Film: Street Dancer 3D
Cast: Varun Dhawan, Shraddha Kapoor, Nora Fatehi, Prabhudeva, Aparshakti Khurrana, Dharmesh Yelande, Punit Pathak, Raghav Juyal
Director: Remo D’souza
Rating: ** 1/2
A dance centred film, this Remo D’souza directorial (in 3D) hopes to emulate the success of its Hollywood genre counterparts. But intent does not necessarily assure portent. The story by Remo and screenplay by Tushar Hiranandani and Jagdeep Sidhu does a connect-the-dance-battles narrative in order to arrive at a climactic confrontation – a ground zero battle that plays out like one of the dance reality shows on TV. While the choreography has a high degree of difficulty the dance moves don’t exactly leave much of a lasting visible impact.
Street Dancers is an all Indian-origin group of hip-hop street dancers led by Sahej (Varun Dhawan) while Rule Breakers is a Pakistan-origin one led by Inayat (Shraddha Kapoor).
They engage in elaborate flash mob like street face-offs every time they bump into each other and have a benevolent restaurateur (Prabhudeva) aiding their regular calumny towards each other. Within this threadbare plot, there’s also a half-hearted attempt to speak for illegal Indo-Pak-Sri Lankan immigrants starving for want of recognition and refuge. It doesn’t really feel organic to what transpires here though. Representing a group of second generation immigrants in Britain, most of the cast inexplicable appear to feel ill-at-ease in the Queen’s English but as far as dance is concerned they get the grooves, popping, tutting, locking and various other contemporary moves right. Considering this defect, this film would have been better placed to be set in Nalasopara rather than London.

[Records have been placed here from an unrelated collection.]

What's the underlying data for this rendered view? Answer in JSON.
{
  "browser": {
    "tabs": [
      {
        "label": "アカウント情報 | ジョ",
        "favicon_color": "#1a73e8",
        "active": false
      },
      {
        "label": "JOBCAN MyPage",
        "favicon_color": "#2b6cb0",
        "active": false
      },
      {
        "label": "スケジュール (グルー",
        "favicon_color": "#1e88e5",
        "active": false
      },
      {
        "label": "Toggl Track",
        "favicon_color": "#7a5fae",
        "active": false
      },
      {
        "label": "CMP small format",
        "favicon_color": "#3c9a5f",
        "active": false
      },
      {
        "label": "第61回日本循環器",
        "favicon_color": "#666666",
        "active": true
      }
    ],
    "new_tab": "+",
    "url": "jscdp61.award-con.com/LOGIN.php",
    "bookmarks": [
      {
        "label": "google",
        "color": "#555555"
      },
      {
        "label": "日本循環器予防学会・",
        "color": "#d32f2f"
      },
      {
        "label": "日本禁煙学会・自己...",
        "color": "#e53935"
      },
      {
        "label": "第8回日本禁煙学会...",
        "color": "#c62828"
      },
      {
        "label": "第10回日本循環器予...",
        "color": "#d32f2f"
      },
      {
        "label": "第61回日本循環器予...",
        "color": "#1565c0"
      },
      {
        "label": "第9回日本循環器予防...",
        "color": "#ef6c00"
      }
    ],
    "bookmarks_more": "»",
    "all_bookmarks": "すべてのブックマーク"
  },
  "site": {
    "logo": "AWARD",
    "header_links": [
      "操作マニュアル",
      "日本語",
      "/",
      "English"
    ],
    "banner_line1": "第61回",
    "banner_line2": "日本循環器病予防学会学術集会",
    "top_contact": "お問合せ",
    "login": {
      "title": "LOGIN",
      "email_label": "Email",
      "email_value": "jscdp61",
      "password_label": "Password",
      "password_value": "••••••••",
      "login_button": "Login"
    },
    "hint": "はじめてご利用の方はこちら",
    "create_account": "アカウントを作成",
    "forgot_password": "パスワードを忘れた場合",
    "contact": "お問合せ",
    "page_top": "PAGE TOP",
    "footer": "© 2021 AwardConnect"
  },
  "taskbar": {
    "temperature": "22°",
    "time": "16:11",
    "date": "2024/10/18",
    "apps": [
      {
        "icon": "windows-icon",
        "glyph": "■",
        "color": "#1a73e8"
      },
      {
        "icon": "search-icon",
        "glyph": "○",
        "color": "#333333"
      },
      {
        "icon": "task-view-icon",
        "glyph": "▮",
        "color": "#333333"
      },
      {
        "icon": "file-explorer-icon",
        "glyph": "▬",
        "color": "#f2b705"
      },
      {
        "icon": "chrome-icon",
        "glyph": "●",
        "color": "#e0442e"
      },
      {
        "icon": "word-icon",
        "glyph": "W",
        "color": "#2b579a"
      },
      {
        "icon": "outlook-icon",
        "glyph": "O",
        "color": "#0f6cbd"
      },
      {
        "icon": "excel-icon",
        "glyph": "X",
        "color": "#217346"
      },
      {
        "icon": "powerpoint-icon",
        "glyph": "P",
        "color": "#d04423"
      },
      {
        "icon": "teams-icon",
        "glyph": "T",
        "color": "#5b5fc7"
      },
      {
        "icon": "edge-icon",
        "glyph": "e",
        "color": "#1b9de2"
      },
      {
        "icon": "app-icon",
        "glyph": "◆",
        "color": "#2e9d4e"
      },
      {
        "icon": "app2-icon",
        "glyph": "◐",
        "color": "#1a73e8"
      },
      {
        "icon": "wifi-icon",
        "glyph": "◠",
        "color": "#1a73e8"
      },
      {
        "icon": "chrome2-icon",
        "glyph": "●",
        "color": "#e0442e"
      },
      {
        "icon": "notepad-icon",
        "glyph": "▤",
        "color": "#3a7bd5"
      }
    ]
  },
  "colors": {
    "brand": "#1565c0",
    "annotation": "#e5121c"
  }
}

The 3D effects are a little too obvious and rather inconsequential. The sets are mostly old abandoned European churches and the lighting is a little too extravagant for an underground dance movement. Most of the set-pieces play out like dance videos (post production VFX trickery is obvious) and they appear to be stitched together to segue in ascending order of their degree of difficulty.
There’s not much scope for character depth or performance here. Varun, who has a little more drama in his life (as compared to the rest) continues to play likeable but his dialogue delivery needs a little more range and maturity.
Dancing to the tune of vibrant punjabi hip-hop and mainstream Bollywood remixes Varun, Shraddha, Nora and the entire team make a succulent meal of intricate mixed-dance-form moves but the lack of story to bind the Indo-Pak dance battlefields in London hampers the likability of this enterprise.
All dance and little story makes it a rather wearisome experience.